Wow. What an episode, especially the last act when things really look like they are on the precipice of spinning out of control!
The episode opens with the Red Team hearing about the black-op code-named Genoa. A red team’s purpose is to look at all the evidence, witness and material that has been collected, look at it with a fresh eye, look for holes in the story, and test its credibility. It also enjoyably descended into a discussion and naming of Santa’s reindeer.
Will (Jeff Daniels) is a little worried about his numbers so he’s run an independent study with Nina’s (Hope Davis) help. He even tries to improve his perceived onscreen likability by going on ACN’s morning show… oh dear. But it’s the stuff on his own show that I love… If politicians don’t bring up their religion or bring it into their speeches and rallies then you leave it alone, as soon as they bring it in, you have a right to question it. Will backs up these statements, despite the press reps saying that they should leave their nominees religions out of it, by actual statements from the presidential candidates talking about their religion and their beliefs, and using them as a political soapbox.
I loved the stuff on Genoa, including having Charlie (Sam Waterston) and Mac (Emily Mortimer) tracking down a general (Stephen Root) who may be willing to go on camera and discuss the alleged incident. We also see that Jerry (Hamish Linklater) may not be playing as above-board as he should be, which as soon as I saw, I started shaking my head.
We see in that moment the way things can be changed and manipulated, instead of being objective, Jerry seems intent on tweaking he information he has to make it fit what he wants as opposed to just reporting it.
Big mistake, and someone is gonna be able to pick it out when they finally go to air, and it’s going to have something to do with the basketball game airing in the background. There’s gonna be an indicator there somewhere and someone is going to pick it out, and the whole thing is going to go sideways, which we know happens from Charlie’s last statement to Rebecca Hallliday (Marcia Gay Harden) at the episode’s end.
The other thing that I really enjoyed this episode is the wonderful relationship between Will and Sloan (Olivia Munn), the big brother, little sister thing they’ve developed is put to fantastic use in this episode, and it’s so fun to watch the two of them banter together. I loved how Sloan wanted to talk about the movie John Carter, and despite the fact that it was going to be a flop (the episode takes place before its less than stellar release), it’s not really going to ruin anyone, because the entertainment industry, and all of the people it employ are still making a product that consumers want.

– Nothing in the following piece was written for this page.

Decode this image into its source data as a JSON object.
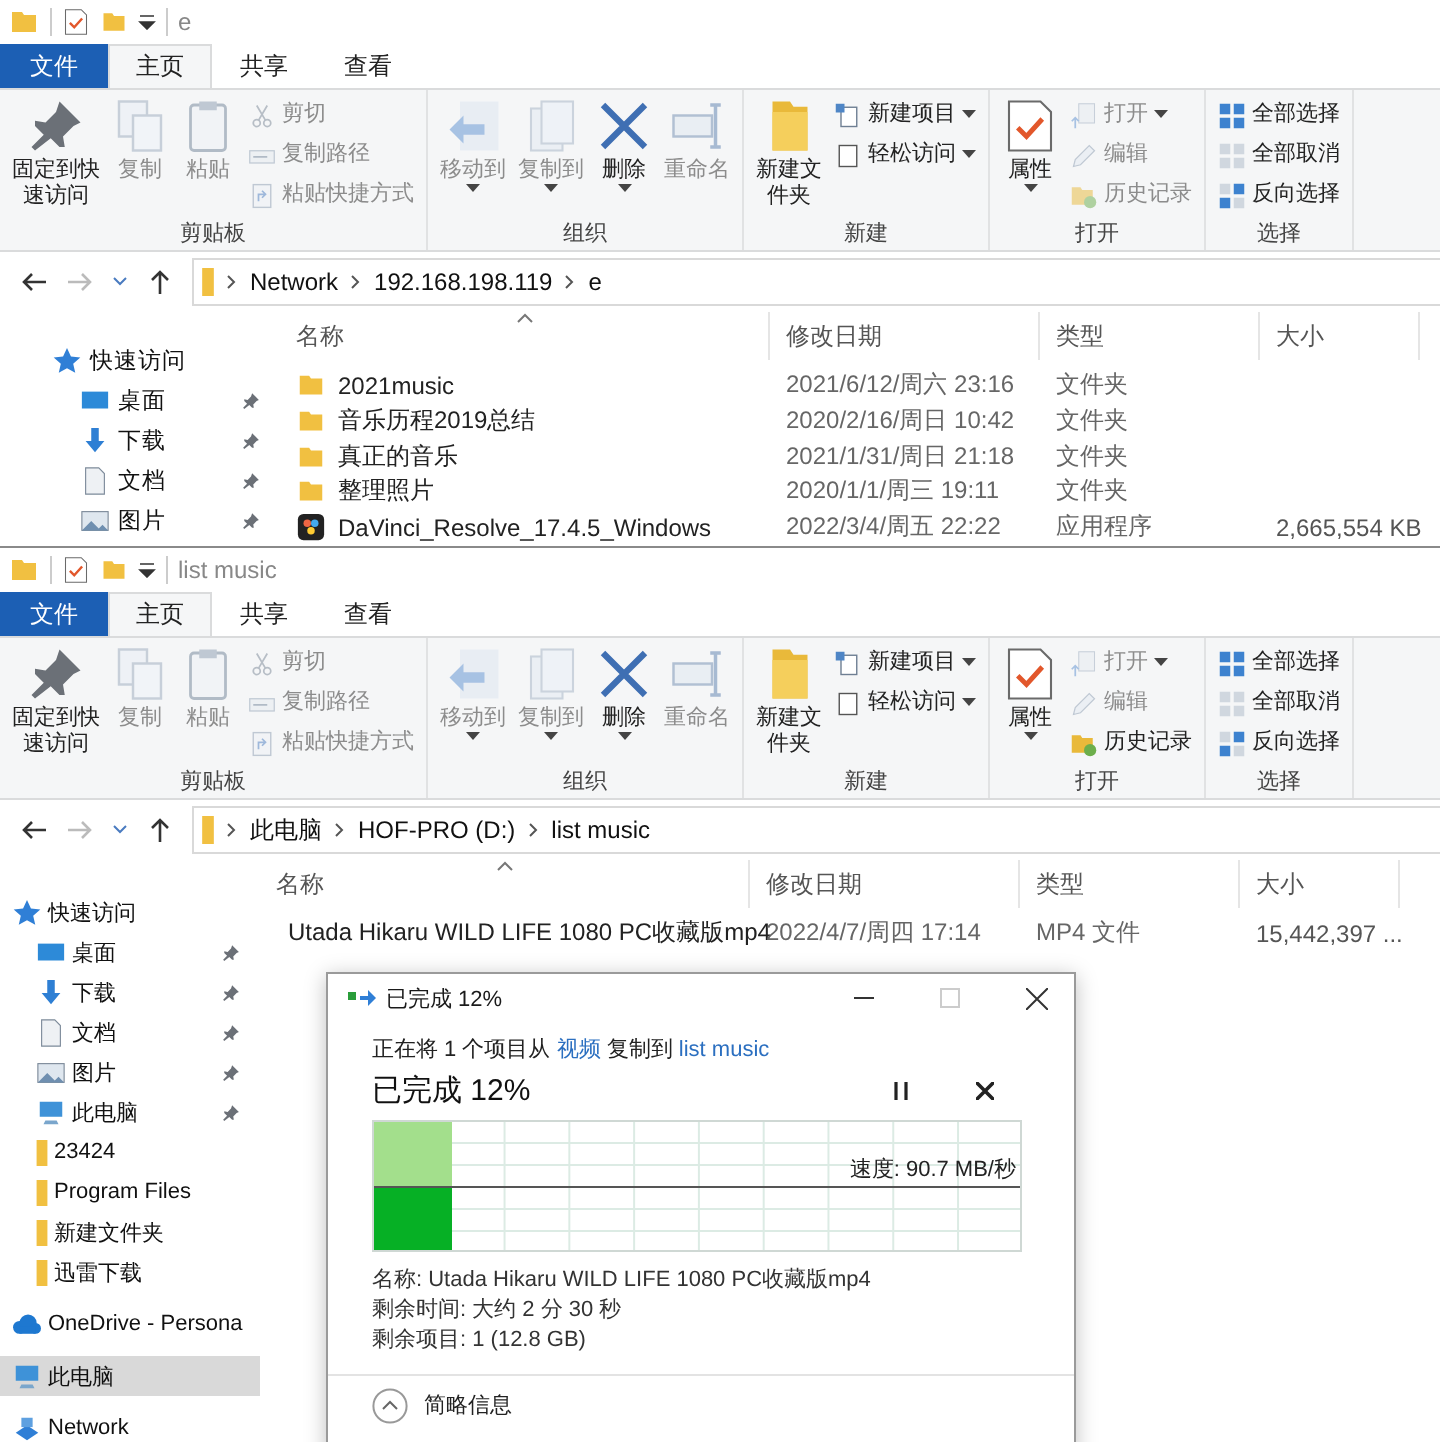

Also of great delight for me was the return of Hallie (Grace Gummer). It’s so great to see her and Jim together, and her character is so smart, funny and sexy. They plan to have a private dinner before Hallie has to leave in the morning, but then it turns into a double date when she brings a friend for Neal (Dev Patel). It gets even worse when Romney’s press secretary Taylor (Constance Zimmer) comes along as well.
She continues to give Jim the gears especially about the fact that ACN spent six and a half minutes covering the infamous Romney etch-a-sketch comment. We also find out that she advised Romney to change his tactics, talk about his business, as he claimed to be a strong businessman, be smarter, wiser, and it costs her her job.
Everything seems to be coming very quickly to a head, Maggie’s (Alison Pill) drinking, the Genoa op, Don (Thomas Sadoski) and Sloan, and it just seems to get better and better every week.
The Newsroom airs Sundays on HBO.